By Natalie Guio
The Trademark Modernization Act (“TMA”) was enacted on December 27, 2020. Many of its provisions took effect in December of 2021, with shortened office action response deadlines still to take effect in 2022 and 2023. The USPTO’s primary goals in implementing the TMA are to deter fraudulent activity and abuse of the trademark register, clear unused registered marks from the federal trademark register, and to move applications through the registration process more efficiently. All applicants and registrants can be affected and should be aware of the major changes that have resulted from the TMA.
Shortened Office Action Response Deadlines

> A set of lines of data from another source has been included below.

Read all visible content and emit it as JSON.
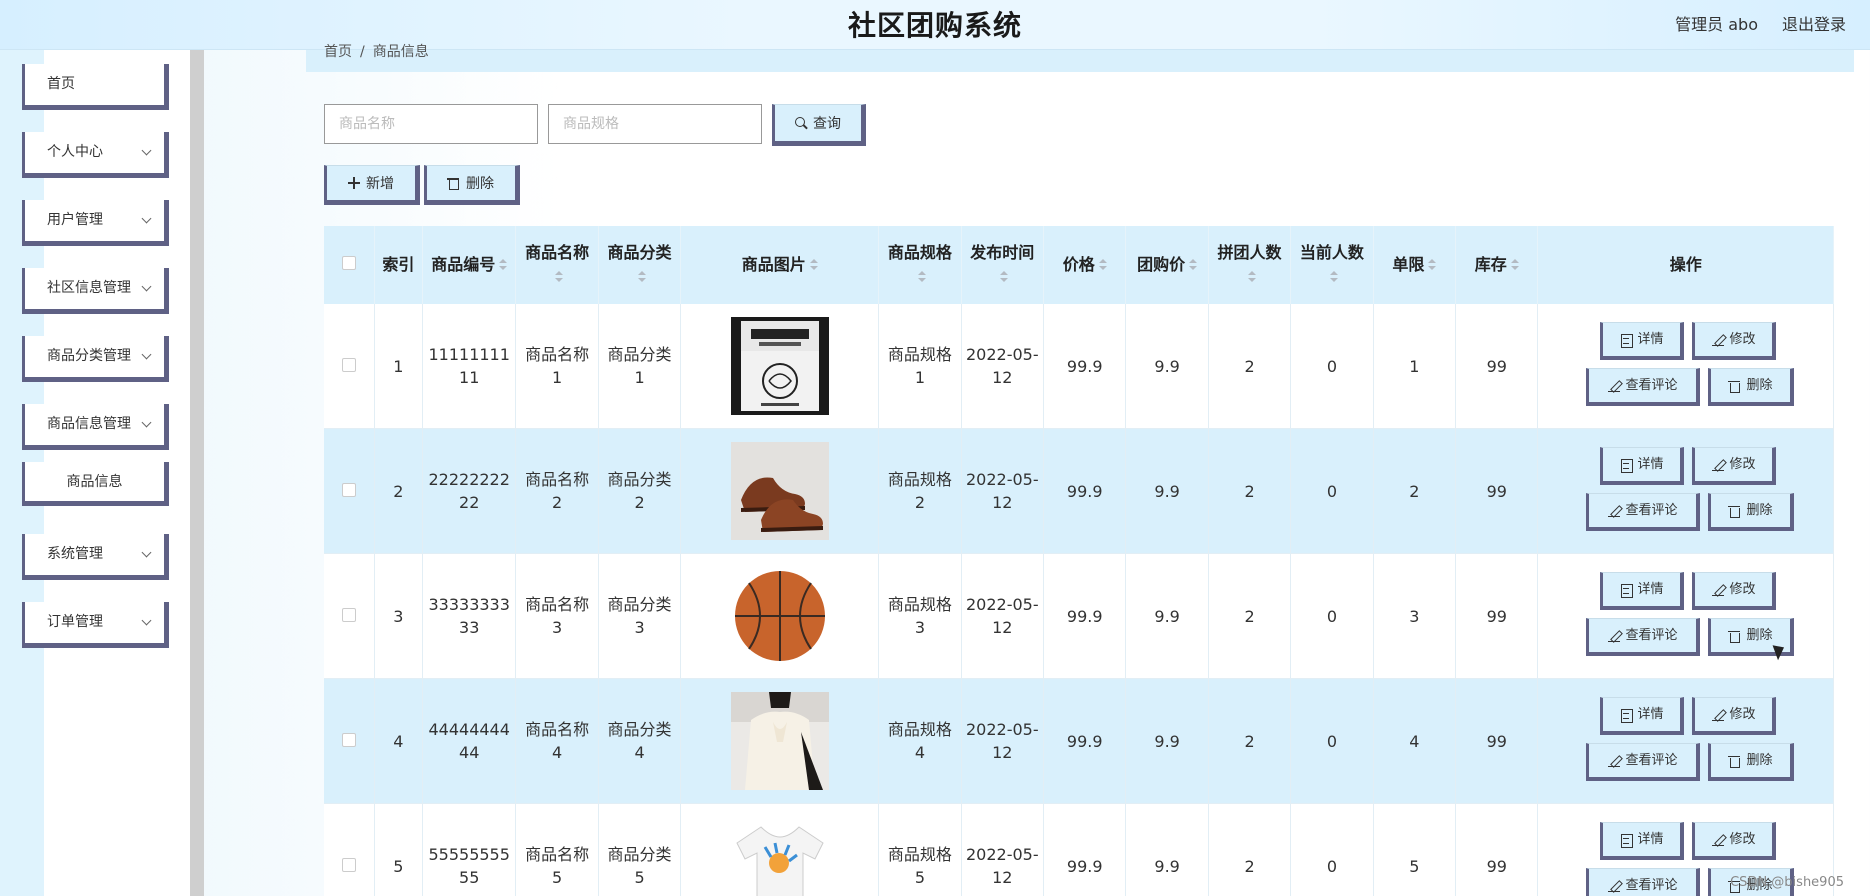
{
  "header": {
    "title": "社区团购系统",
    "user": "管理员 abo",
    "logout": "退出登录"
  },
  "sidebar": {
    "items": [
      {
        "label": "首页",
        "expandable": false
      },
      {
        "label": "个人中心",
        "expandable": true
      },
      {
        "label": "用户管理",
        "expandable": true
      },
      {
        "label": "社区信息管理",
        "expandable": true
      },
      {
        "label": "商品分类管理",
        "expandable": true
      },
      {
        "label": "商品信息管理",
        "expandable": true
      },
      {
        "label": "商品信息",
        "expandable": false,
        "sub": true
      },
      {
        "label": "系统管理",
        "expandable": true
      },
      {
        "label": "订单管理",
        "expandable": true
      }
    ]
  },
  "breadcrumb": {
    "home": "首页",
    "sep": "/",
    "current": "商品信息"
  },
  "search": {
    "name_placeholder": "商品名称",
    "spec_placeholder": "商品规格",
    "query_label": "查询"
  },
  "toolbar": {
    "add_label": "新增",
    "delete_label": "删除"
  },
  "table": {
    "headers": [
      "索引",
      "商品编号",
      "商品名称",
      "商品分类",
      "商品图片",
      "商品规格",
      "发布时间",
      "价格",
      "团购价",
      "拼团人数",
      "当前人数",
      "单限",
      "库存",
      "操作"
    ],
    "rows": [
      {
        "index": "1",
        "code": "1111111111",
        "name": "商品名称1",
        "category": "商品分类1",
        "image": "book",
        "spec": "商品规格1",
        "date": "2022-05-12",
        "price": "99.9",
        "group_price": "9.9",
        "group_size": "2",
        "current": "0",
        "limit": "1",
        "stock": "99"
      },
      {
        "index": "2",
        "code": "2222222222",
        "name": "商品名称2",
        "category": "商品分类2",
        "image": "shoes",
        "spec": "商品规格2",
        "date": "2022-05-12",
        "price": "99.9",
        "group_price": "9.9",
        "group_size": "2",
        "current": "0",
        "limit": "2",
        "stock": "99"
      },
      {
        "index": "3",
        "code": "3333333333",
        "name": "商品名称3",
        "category": "商品分类3",
        "image": "basketball",
        "spec": "商品规格3",
        "date": "2022-05-12",
        "price": "99.9",
        "group_price": "9.9",
        "group_size": "2",
        "current": "0",
        "limit": "3",
        "stock": "99"
      },
      {
        "index": "4",
        "code": "4444444444",
        "name": "商品名称4",
        "category": "商品分类4",
        "image": "blouse",
        "spec": "商品规格4",
        "date": "2022-05-12",
        "price": "99.9",
        "group_price": "9.9",
        "group_size": "2",
        "current": "0",
        "limit": "4",
        "stock": "99"
      },
      {
        "index": "5",
        "code": "5555555555",
        "name": "商品名称5",
        "category": "商品分类5",
        "image": "tshirt",
        "spec": "商品规格5",
        "date": "2022-05-12",
        "price": "99.9",
        "group_price": "9.9",
        "group_size": "2",
        "current": "0",
        "limit": "5",
        "stock": "99"
      }
    ],
    "ops": {
      "detail": "详情",
      "edit": "修改",
      "comments": "查看评论",
      "delete": "删除"
    }
  },
  "watermark": "CSDN @bishe905",
  "colors": {
    "accent": "#5f6185",
    "header_bg": "#d9f0fc",
    "row_alt": "#d9f0fc"
  }
}
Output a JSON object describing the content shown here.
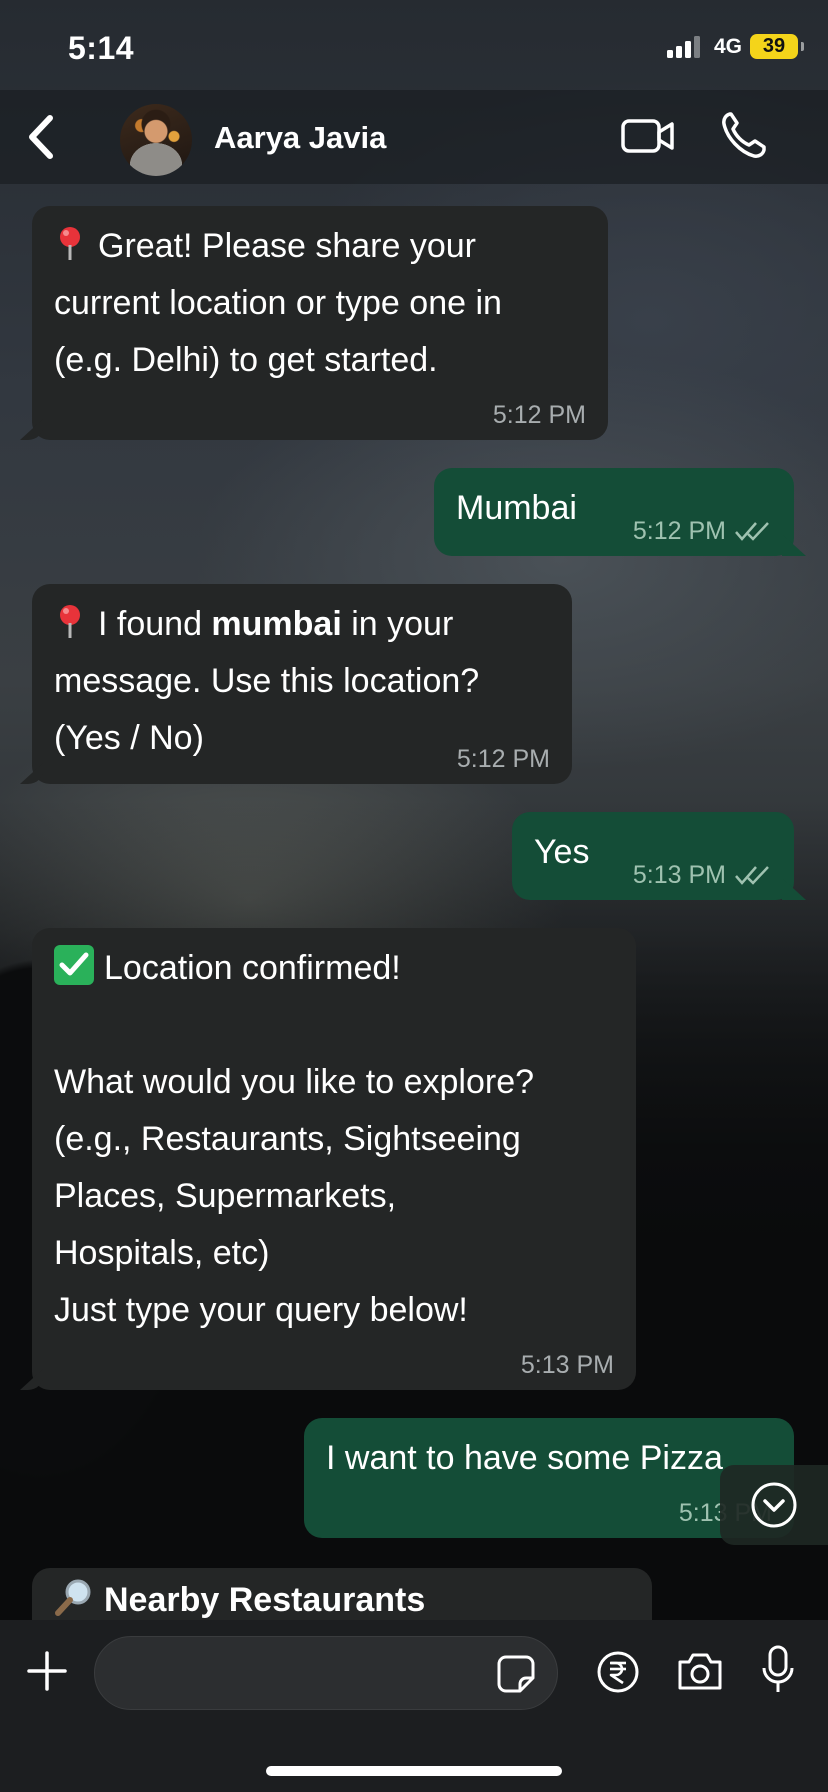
{
  "status_bar": {
    "time": "5:14",
    "network": "4G",
    "battery": "39"
  },
  "header": {
    "back_icon": "chevron-left-icon",
    "contact_name": "Aarya Javia",
    "video_icon": "video-camera-icon",
    "call_icon": "phone-icon"
  },
  "messages": [
    {
      "direction": "incoming",
      "icon": "round-pushpin-emoji",
      "text": "Great! Please share your\ncurrent location or type one in\n(e.g. Delhi) to get started.",
      "time": "5:12 PM"
    },
    {
      "direction": "outgoing",
      "text": "Mumbai",
      "time": "5:12 PM",
      "status": "read"
    },
    {
      "direction": "incoming",
      "icon": "round-pushpin-emoji",
      "text_before": "I found ",
      "text_bold": "mumbai",
      "text_after": " in your\nmessage. Use this location?\n(Yes / No)",
      "time": "5:12 PM"
    },
    {
      "direction": "outgoing",
      "text": "Yes",
      "time": "5:13 PM",
      "status": "read"
    },
    {
      "direction": "incoming",
      "icon": "check-mark-button-emoji",
      "text": "Location confirmed!\n\nWhat would you like to explore?\n(e.g., Restaurants, Sightseeing\nPlaces, Supermarkets,\nHospitals, etc)\nJust type your query below!",
      "time": "5:13 PM"
    },
    {
      "direction": "outgoing",
      "text": "I want to have some Pizza",
      "time": "5:13 PM"
    },
    {
      "direction": "incoming",
      "icon": "magnifying-glass-emoji",
      "text": "Nearby Restaurants"
    }
  ],
  "scroll_down_icon": "chevron-down-circle-icon",
  "input_bar": {
    "plus_icon": "plus-icon",
    "sticker_icon": "sticker-icon",
    "payment_icon": "rupee-icon",
    "camera_icon": "camera-icon",
    "mic_icon": "microphone-icon"
  },
  "colors": {
    "incoming_bubble": "#242626",
    "outgoing_bubble": "#144d37",
    "battery": "#f4d41a",
    "check_emoji": "#2ab15a"
  }
}
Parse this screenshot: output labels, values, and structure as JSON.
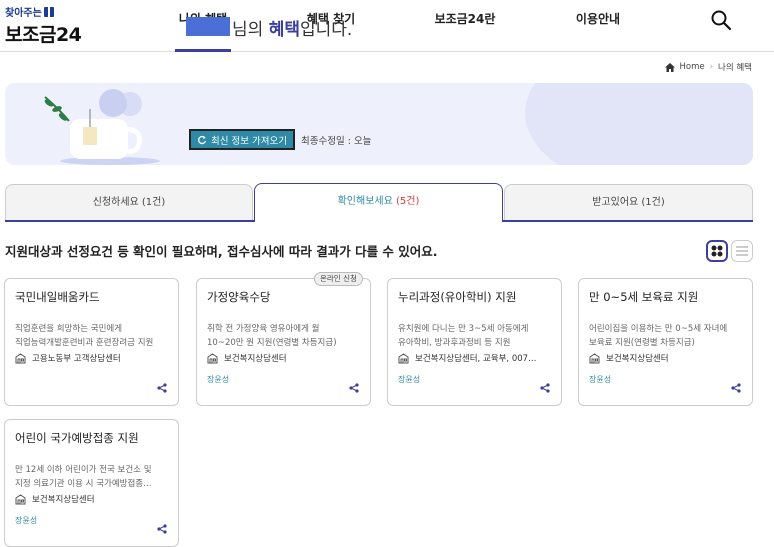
{
  "header": {
    "logo_top": "찾아주는",
    "logo_main": "보조금24",
    "nav": [
      "나의 혜택",
      "혜택 찾기",
      "보조금24란",
      "이용안내"
    ]
  },
  "breadcrumb": {
    "home": "Home",
    "current": "나의 혜택"
  },
  "banner": {
    "title_mid": "님의 ",
    "title_bold": "혜택",
    "title_end": "입니다.",
    "refresh_label": "최신 정보 가져오기",
    "update_text": "최종수정일 : 오늘"
  },
  "tabs": [
    {
      "label": "신청하세요 ",
      "count": "(1건)"
    },
    {
      "label": "확인해보세요 ",
      "count": "(5건)"
    },
    {
      "label": "받고있어요 ",
      "count": "(1건)"
    }
  ],
  "notice": "지원대상과 선정요건 등 확인이 필요하며, 접수심사에 따라 결과가 다를 수 있어요.",
  "cards": [
    {
      "title": "국민내일배움카드",
      "desc1": "직업훈련을 희망하는 국민에게",
      "desc2": "직업능력개발훈련비과 훈련장려금 지원",
      "org": "고용노동부 고객상담센터",
      "tag": ""
    },
    {
      "title": "가정양육수당",
      "badge": "온라인 신청",
      "desc1": "취학 전 가정양육 영유아에게 월",
      "desc2": "10~20만 원 지원(연령별 차등지급)",
      "org": "보건복지상담센터",
      "tag": "장윤성"
    },
    {
      "title": "누리과정(유아학비) 지원",
      "desc1": "유치원에 다니는 만 3~5세 아동에게",
      "desc2": "유아학비, 방과후과정비 등 지원",
      "org": "보건복지상담센터, 교육부, 007…",
      "tag": "장윤성"
    },
    {
      "title": "만 0~5세 보육료 지원",
      "desc1": "어린이집을 이용하는 만 0~5세 자녀에",
      "desc2": "보육료 지원(연령별 차등지급)",
      "org": "보건복지상담센터",
      "tag": "장윤성"
    },
    {
      "title": "어린이 국가예방접종 지원",
      "desc1": "만 12세 이하 어린이가 전국 보건소 및",
      "desc2": "지정 의료기관 이용 시 국가예방접종…",
      "org": "보건복지상담센터",
      "tag": "장윤성"
    }
  ],
  "colors": {
    "accent": "#3c3f9e",
    "teal": "#2e8aa6",
    "red": "#e03c31"
  }
}
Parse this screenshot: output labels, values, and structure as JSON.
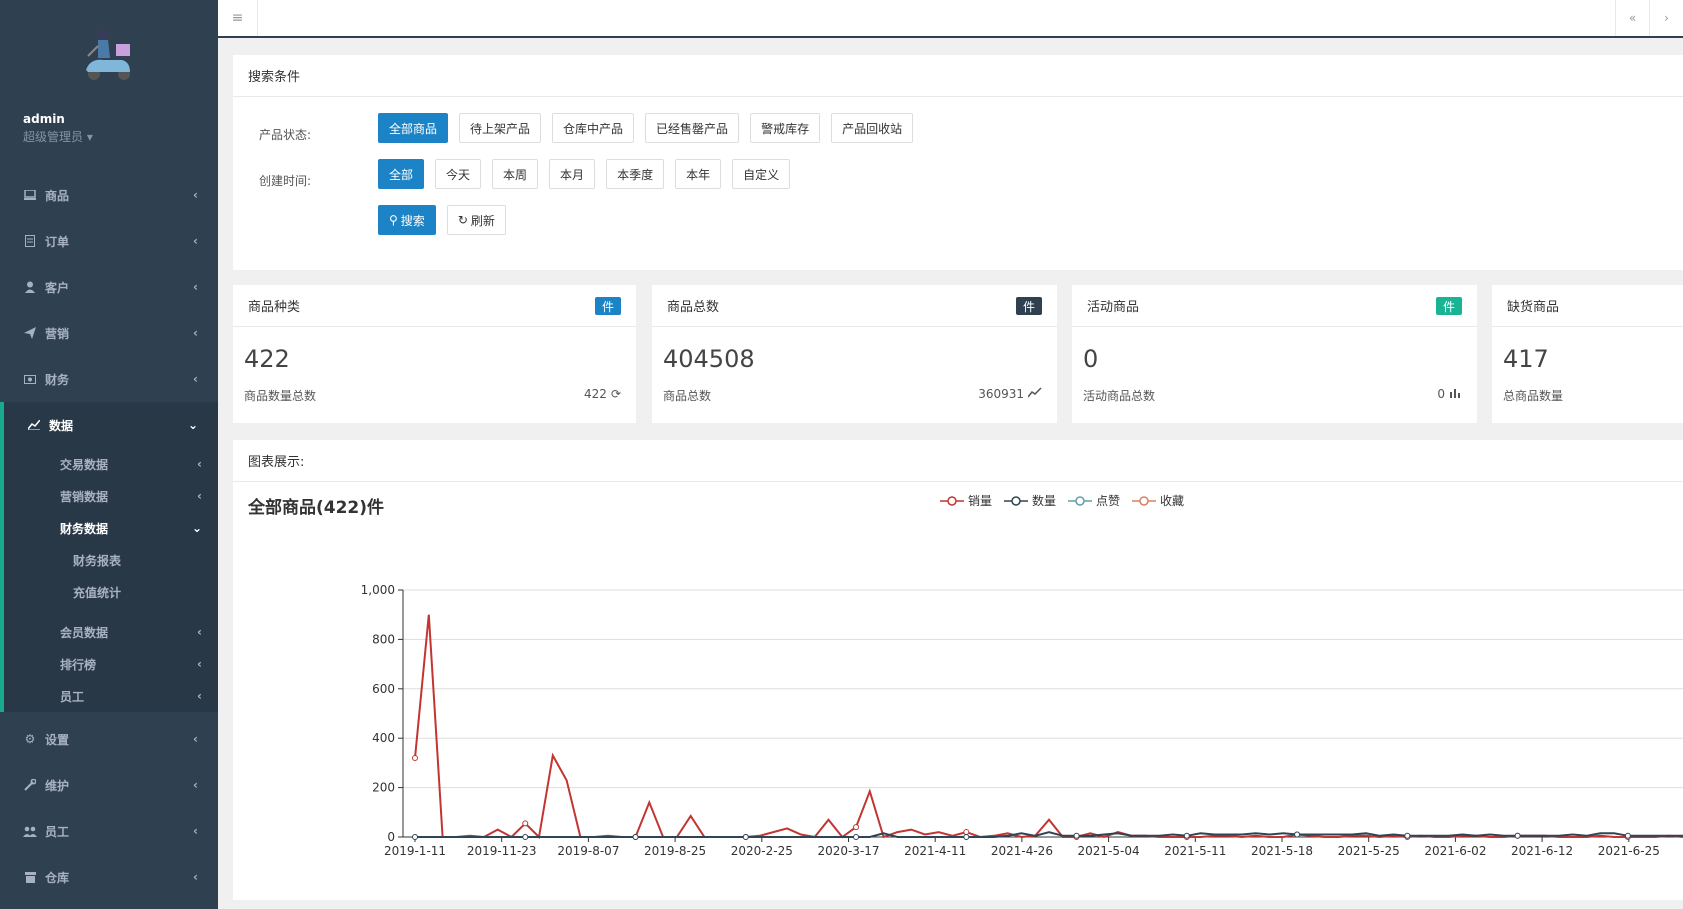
{
  "sidebar": {
    "user": "admin",
    "role": "超级管理员",
    "items": [
      {
        "label": "商品",
        "icon": "laptop-icon"
      },
      {
        "label": "订单",
        "icon": "list-icon"
      },
      {
        "label": "客户",
        "icon": "user-icon"
      },
      {
        "label": "营销",
        "icon": "paper-plane-icon"
      },
      {
        "label": "财务",
        "icon": "money-icon"
      },
      {
        "label": "数据",
        "icon": "line-chart-icon"
      }
    ],
    "data_sub": [
      "交易数据",
      "营销数据",
      "财务数据"
    ],
    "finance_sub": [
      "财务报表",
      "充值统计"
    ],
    "data_sub2": [
      "会员数据",
      "排行榜",
      "员工"
    ],
    "items_bottom": [
      {
        "label": "设置",
        "icon": "gear-icon"
      },
      {
        "label": "维护",
        "icon": "wrench-icon"
      },
      {
        "label": "员工",
        "icon": "users-icon"
      },
      {
        "label": "仓库",
        "icon": "archive-icon"
      }
    ]
  },
  "search": {
    "title": "搜索条件",
    "status_label": "产品状态:",
    "status_buttons": [
      "全部商品",
      "待上架产品",
      "仓库中产品",
      "已经售罄产品",
      "警戒库存",
      "产品回收站"
    ],
    "time_label": "创建时间:",
    "time_buttons": [
      "全部",
      "今天",
      "本周",
      "本月",
      "本季度",
      "本年",
      "自定义"
    ],
    "search_btn": "搜索",
    "refresh_btn": "刷新"
  },
  "stats": [
    {
      "title": "商品种类",
      "badge": "件",
      "badge_color": "#1c84c6",
      "value": "422",
      "sub": "商品数量总数",
      "right": "422",
      "right_icon": "refresh-icon"
    },
    {
      "title": "商品总数",
      "badge": "件",
      "badge_color": "#2f4050",
      "value": "404508",
      "sub": "商品总数",
      "right": "360931",
      "right_icon": "line-chart-icon"
    },
    {
      "title": "活动商品",
      "badge": "件",
      "badge_color": "#1ab394",
      "value": "0",
      "sub": "活动商品总数",
      "right": "0",
      "right_icon": "bar-chart-icon"
    },
    {
      "title": "缺货商品",
      "value": "417",
      "sub": "总商品数量"
    }
  ],
  "chart_panel": {
    "title": "图表展示:",
    "chart_title": "全部商品(422)件"
  },
  "chart_data": {
    "type": "line",
    "title": "全部商品(422)件",
    "legend_position": "top",
    "ylim": [
      0,
      1000
    ],
    "y_ticks": [
      "0",
      "200",
      "400",
      "600",
      "800",
      "1,000"
    ],
    "x_ticks": [
      "2019-1-11",
      "2019-11-23",
      "2019-8-07",
      "2019-8-25",
      "2020-2-25",
      "2020-3-17",
      "2021-4-11",
      "2021-4-26",
      "2021-5-04",
      "2021-5-11",
      "2021-5-18",
      "2021-5-25",
      "2021-6-02",
      "2021-6-12",
      "2021-6-25"
    ],
    "series": [
      {
        "name": "销量",
        "color": "#c23531",
        "values": [
          320,
          900,
          0,
          0,
          5,
          0,
          30,
          0,
          55,
          0,
          330,
          230,
          0,
          0,
          5,
          0,
          0,
          140,
          0,
          0,
          85,
          0,
          0,
          0,
          0,
          5,
          20,
          35,
          10,
          0,
          70,
          0,
          40,
          185,
          0,
          20,
          30,
          10,
          20,
          5,
          20,
          0,
          5,
          15,
          0,
          5,
          70,
          0,
          0,
          15,
          0,
          20,
          5,
          5,
          0,
          0,
          0,
          0,
          5,
          5,
          0,
          5,
          0,
          0,
          10,
          5,
          0,
          0,
          5,
          5,
          0,
          5,
          0,
          5,
          0,
          0,
          5,
          5,
          0,
          0,
          5,
          5,
          5,
          0,
          0,
          0,
          5,
          0,
          0,
          0,
          0,
          5,
          0
        ]
      },
      {
        "name": "数量",
        "color": "#2f4554",
        "values": [
          0,
          0,
          0,
          0,
          0,
          0,
          0,
          0,
          0,
          0,
          0,
          0,
          0,
          0,
          0,
          0,
          0,
          0,
          0,
          0,
          0,
          0,
          0,
          0,
          0,
          0,
          0,
          0,
          0,
          0,
          0,
          0,
          0,
          0,
          15,
          0,
          0,
          0,
          0,
          0,
          0,
          0,
          0,
          5,
          15,
          5,
          20,
          5,
          5,
          5,
          10,
          15,
          5,
          5,
          5,
          10,
          5,
          15,
          10,
          10,
          10,
          15,
          10,
          15,
          10,
          10,
          10,
          10,
          10,
          15,
          5,
          10,
          5,
          5,
          5,
          5,
          10,
          5,
          10,
          5,
          5,
          5,
          5,
          5,
          10,
          5,
          15,
          15,
          5,
          5,
          5,
          5,
          5
        ]
      },
      {
        "name": "点赞",
        "color": "#61a0a8",
        "values": []
      },
      {
        "name": "收藏",
        "color": "#d48265",
        "values": []
      }
    ]
  },
  "colors": {
    "sidebar_bg": "#2f4050",
    "primary": "#1c84c6",
    "accent": "#19aa8d"
  }
}
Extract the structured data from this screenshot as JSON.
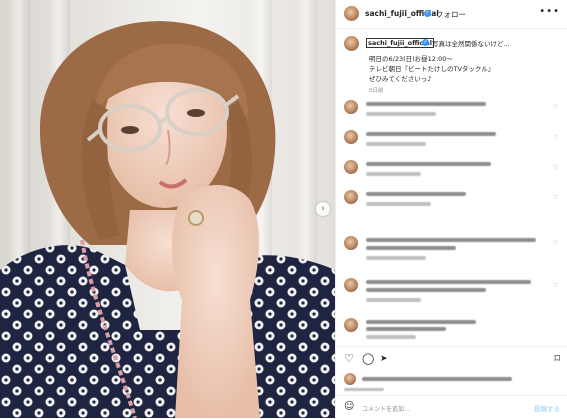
{
  "post": {
    "username": "sachi_fujii_official",
    "follow_label": "フォロー",
    "more_label": "•••",
    "verified_mark": "✓",
    "carousel_next": "›"
  },
  "caption": {
    "username": "sachi_fujii_official",
    "text": "写真は全然関係ないけど...",
    "lines": [
      "明日の6/23(日)お昼12:00〜",
      "テレビ朝日『ビートたけしのTVタックル』",
      "ぜひみてくださいっ♪"
    ],
    "time": "5日前"
  },
  "actions": {
    "like_icon": "heart-icon",
    "comment_icon": "comment-icon",
    "share_icon": "share-icon",
    "save_icon": "bookmark-icon",
    "like_glyph": "♡",
    "comment_glyph": "◯",
    "share_glyph": "➤",
    "save_glyph": "⌑"
  },
  "add_comment": {
    "emoji_glyph": "☺",
    "placeholder": "コメントを追加...",
    "post_label": "投稿する"
  },
  "colors": {
    "verified": "#3897f0",
    "post_button": "#b3dbff"
  }
}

On December 3, 2022, pre-registration office action response deadlines will be shortened from 6 months to 3 months. Applicants will be able to request one extension of time for an additional 3 months for a fee of $125. Office actions issued prior to December 3, 2022 will maintain the 6 month response period. Post-registration office actions will have shortened response deadlines implemented in October 2023.
International applicants under Madrid Protocol (66(a) applicants) will not be affected by this change. 66(a) applicants will still enjoy a 6 month non-extendable response period.
Expungement and Reexamination Proceedings
On December 18, 2021 new ex parte expungement and reexamination proceedings were implemented as a cancellation tool to remove marks from the trademark register that were never used in commerce or were not in use as of a particular date relevant to the filing basis of the registration. The new proceedings are intended to be a more efficient and less expensive alternative to proceedings before the Trademark Trial and Appeal Board.
Any party may request a cancellation of some or all of a registered mark’s goods or services because the registrant never used the trademark in connection with some or all of the goods or services in U.S. Commerce. The request must be filed after the mark has been registered for at least 3 years, but before the mark has been registered for ten years. Until December 27, 2023, an expungement proceeding can be requested for any mark over 3 years old, even if the mark has been registered for over ten years.
Expungement proceedings are available for registrations based on Lanham Act Sections 1 (use in commerce), 44 (foreign registrations) and 66 (Madrid Protocol). Registrants relying on Sections 44 and 66 may still assert excusable non-use for the first 5 years of registration if there are special circumstances preventing the registrant’s use of the mark in the United States.
Reexamination proceedings allow the petitioner to challenge a registration on the basis that the mark was not actually in use for some or all of the goods or services on or before its relevant date. For registrations that were originally applied-for based on use in commerce (and were not amended to an intent-to use basis), the relevant date is the filing date of the application. For registrations that were originally applied-for on an intent-to use basis, the relevant date is either the date an accepted allegation of use was filed or, if a statement of use was filed, the relevant date is the expiration date of the statement of use period. As such, reexamination proceedings are only available for registrations based on Section 1 of the Lanham Act. Reexamination proceedings must be requested before the mark has been registered for 5 years.
General Information Applicable to Both Expungement and Reexamination Proceedings
The party requesting cancellation must pay a $400 filing fee per class. The petitioner must also include a verified statement that they conducted a reasonable investigation/comprehensive search. The petition must include evidence supporting a prima facie case of nonuse in commerce and an index of the required evidence. After the petition for expungement or reexamination has been filed, the USPTO Director will determine if the requesting party has provided sufficient evidence to initiate the proceeding. If so, an Office Action will be issued to the registrant and the proceeding will continue between the USPTO and the registrant, without further involvement of the petitioner.
Registrants whose marks are the subject of a proceeding will need to be represented by a U.S. licensed attorney and will have 3 months to respond and assert use of their marks in commerce. The deadline is extendable by 1 month for a fee of $125.
The PTO Director can also initiate either of these proceedings on his own, without a third-party request.
Considerations for Trademark Owners
1. Registrants should consider reviewing their trademark portfolio to delete any goods or services not currently used in commerce in connection with each mark to prevent being the subject of either of these cancellation proceedings.
2. If a registrant qualifies to file a declaration of excusable non-use, consider doing so to prevent being the subject of a cancellation proceeding.
3. Registrants should be careful to document use of their marks in U.S. commerce so they are prepared in the event that their registration is challenged.
For more information on the TMA final rule, visit: